Every line with the string "kind" must be copied from the entries below.

•••••

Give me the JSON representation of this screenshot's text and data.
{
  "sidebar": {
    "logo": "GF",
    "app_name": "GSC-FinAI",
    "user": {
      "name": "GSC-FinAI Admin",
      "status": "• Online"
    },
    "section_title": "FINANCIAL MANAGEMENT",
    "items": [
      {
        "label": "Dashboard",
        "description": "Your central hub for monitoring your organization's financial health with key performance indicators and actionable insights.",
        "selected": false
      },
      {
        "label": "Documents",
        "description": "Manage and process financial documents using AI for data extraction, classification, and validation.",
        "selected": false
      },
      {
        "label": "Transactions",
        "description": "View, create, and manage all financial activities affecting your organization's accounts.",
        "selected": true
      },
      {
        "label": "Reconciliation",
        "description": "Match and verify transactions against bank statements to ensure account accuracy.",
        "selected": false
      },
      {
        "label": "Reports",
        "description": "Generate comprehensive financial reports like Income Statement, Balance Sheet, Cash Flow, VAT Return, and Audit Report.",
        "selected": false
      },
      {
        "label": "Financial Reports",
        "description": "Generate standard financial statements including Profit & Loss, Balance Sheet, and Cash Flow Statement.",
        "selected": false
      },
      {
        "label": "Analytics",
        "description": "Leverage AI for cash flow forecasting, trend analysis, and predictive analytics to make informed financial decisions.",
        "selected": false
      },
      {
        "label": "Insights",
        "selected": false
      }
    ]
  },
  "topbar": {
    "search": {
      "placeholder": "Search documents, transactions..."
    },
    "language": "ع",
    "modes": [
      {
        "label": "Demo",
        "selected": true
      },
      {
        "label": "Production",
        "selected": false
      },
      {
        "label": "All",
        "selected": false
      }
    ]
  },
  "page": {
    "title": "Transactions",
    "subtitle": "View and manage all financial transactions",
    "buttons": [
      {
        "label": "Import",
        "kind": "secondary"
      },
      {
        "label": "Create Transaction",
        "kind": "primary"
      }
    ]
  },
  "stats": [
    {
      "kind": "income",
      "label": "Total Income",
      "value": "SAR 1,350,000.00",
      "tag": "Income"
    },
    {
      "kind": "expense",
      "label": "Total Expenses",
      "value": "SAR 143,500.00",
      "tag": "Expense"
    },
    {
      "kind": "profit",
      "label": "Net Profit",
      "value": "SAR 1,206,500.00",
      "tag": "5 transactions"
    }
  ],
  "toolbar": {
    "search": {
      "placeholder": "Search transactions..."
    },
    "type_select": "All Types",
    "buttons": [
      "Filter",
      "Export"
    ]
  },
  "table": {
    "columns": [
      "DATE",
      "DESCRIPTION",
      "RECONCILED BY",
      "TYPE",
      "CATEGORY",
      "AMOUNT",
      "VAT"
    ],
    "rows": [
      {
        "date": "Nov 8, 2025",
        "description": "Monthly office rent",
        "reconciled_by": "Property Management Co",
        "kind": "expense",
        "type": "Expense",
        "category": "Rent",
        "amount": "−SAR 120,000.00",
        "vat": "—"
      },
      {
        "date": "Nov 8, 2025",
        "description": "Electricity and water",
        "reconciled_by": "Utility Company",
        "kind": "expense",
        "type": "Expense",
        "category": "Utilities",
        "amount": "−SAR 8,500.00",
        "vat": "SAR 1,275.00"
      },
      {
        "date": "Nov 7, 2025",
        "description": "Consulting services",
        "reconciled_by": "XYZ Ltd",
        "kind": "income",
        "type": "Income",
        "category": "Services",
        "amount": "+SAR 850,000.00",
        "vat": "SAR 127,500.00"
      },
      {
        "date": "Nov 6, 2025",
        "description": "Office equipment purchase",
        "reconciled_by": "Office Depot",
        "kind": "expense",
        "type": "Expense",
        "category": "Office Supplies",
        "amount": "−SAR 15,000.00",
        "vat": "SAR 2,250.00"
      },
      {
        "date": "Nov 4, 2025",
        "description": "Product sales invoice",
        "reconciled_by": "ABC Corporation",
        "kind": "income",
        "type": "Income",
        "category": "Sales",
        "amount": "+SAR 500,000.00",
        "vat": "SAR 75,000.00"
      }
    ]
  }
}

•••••

### Answer
        "kind": "secondary"
        "kind": "primary"
      "kind": "income",
      "kind": "expense",
      "kind": "profit",
        "kind": "expense",
        "kind": "expense",
        "kind": "income",
        "kind": "expense",
        "kind": "income",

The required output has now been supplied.